As Peter Hart of Fairness and Accuracy in Reporting notes, “WikiLeaks document dumps are largely what media want to make of them,” and the major U.S. newspapers have so far played up the WikiLeaks revelations about Iran and various Israeli and Arab officials’ alarm over Iran’s alleged nuclear weapons program.
The headlines on two New York Times articles read: “Around the World, Distress Over Iran,” and “Iran Is Fortified With North Korean Aid.” The Washington Post, whose overall coverage of the classified diplomatic cables released by WikiLeaks has been lacking, has a piece titled, “Netanyahu says WikiLeaks cables show Arab states share Israeli concerns about Iran’s nuclear program.”
But that’s not all the latest documents from WikiLeaks show about politics in the Middle East. Other leaked cables that have so far been ignored by mainstream media concern Israel’s perception of the Palestinian Authority (PA)–perceptions that undermine the conventional narrative on Israeli-Palestinian negotiations and relations.

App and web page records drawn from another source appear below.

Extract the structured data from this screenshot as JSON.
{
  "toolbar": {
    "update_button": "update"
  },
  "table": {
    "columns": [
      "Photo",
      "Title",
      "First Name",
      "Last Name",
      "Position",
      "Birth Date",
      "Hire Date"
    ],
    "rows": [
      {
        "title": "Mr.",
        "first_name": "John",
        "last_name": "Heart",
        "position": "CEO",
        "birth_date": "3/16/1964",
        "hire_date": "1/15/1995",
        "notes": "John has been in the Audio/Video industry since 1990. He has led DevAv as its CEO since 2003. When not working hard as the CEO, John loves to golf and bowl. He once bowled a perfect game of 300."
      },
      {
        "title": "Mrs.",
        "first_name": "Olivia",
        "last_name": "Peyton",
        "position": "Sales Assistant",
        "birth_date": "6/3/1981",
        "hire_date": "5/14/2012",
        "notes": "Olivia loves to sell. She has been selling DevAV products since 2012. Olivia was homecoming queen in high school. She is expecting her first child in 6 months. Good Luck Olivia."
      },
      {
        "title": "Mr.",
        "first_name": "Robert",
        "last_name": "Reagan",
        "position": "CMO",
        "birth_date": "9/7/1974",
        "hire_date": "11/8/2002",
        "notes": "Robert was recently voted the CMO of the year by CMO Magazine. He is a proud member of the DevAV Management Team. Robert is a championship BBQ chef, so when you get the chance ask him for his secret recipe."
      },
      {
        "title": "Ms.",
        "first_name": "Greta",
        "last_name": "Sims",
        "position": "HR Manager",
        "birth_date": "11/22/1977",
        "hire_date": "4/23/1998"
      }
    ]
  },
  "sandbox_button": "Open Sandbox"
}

The conventional narrative, which closely follows establishment discourse on Israel-Palestine, is that Israel and the Palestinians are engaged or have been engaged in “peace talks” with the goal of bringing about a Palestinian state in the near future. The Palestinian Authority and Israel are in conflict with each other over issues such as building settlements in the West Bank. While these talks go on, the West Bank is enjoying an unprecedented period of economic prosperity and a stable governing entity that can bring about a Palestinian state. Articles about this diplomatic tango dominate U.S. media coverage of the region because that’s what elites in the U.S., Israel and Palestine are engaged in (see, for example, here, here, and here from the New York Times). In sum, mainstream media coverage is much more about the “process” than the “peace” when it comes to discussing the so-called “peace process.”
If media would report on them, the diplomatic discussions that have been revealed by WikiLeaks add much needed context to understanding the relationship between Israel and the Palestinian Authority.
You wouldn’t know it from reading major U.S. papers, but the Palestinian Authority essentially functions as a subcontractor for the Israeli occupation, and WikiLeaks confirms this fact further. For instance, the PA’s security forces have been used to drive Hamas, the Islamist movement that was democratically elected in 2006 and controls the Gaza Strip, underground, as Hamas opposes (violently in some cases) engaging Israel in “peace talks.” In the immediate run-up to PA President Mahmoud Abbas’s direct talks with Israeli Prime Minister Benjamin Netanyahu, the PA cracked down harshly on Palestinian dissidents who opposed the resumption of negotiations with Israel.
From a number of WikiLeaks documents, we learn that Israel is quite happy with the PA, though worried about its long-term political viability, and even attempted to coordinate the brutal 2008-09 assault on the Hamas-run Gaza Strip with the PA.
In one cable from 2009, Amos Gilad, an Israeli defense ministry official, is quoted as saying “that Israeli-PA security and economic cooperation in the West Bank continues to improve as Jenin and Nablus flourish, and described Palestinian security forces as the ‘good guys.’” Another cable from 2007 quotes Netanyahu as candidly saying that the “entire Palestinian economy [is] based on graft and patronage,” which runs contrary to the rosy descriptions of the West Bank economy Americans routinely hear from the likes of Thomas Friedman.
But don’t expect media to report on this. It would prove that “peace talks” and the diplomatic tango that accompanies them, which is all the media reports on, is a facade.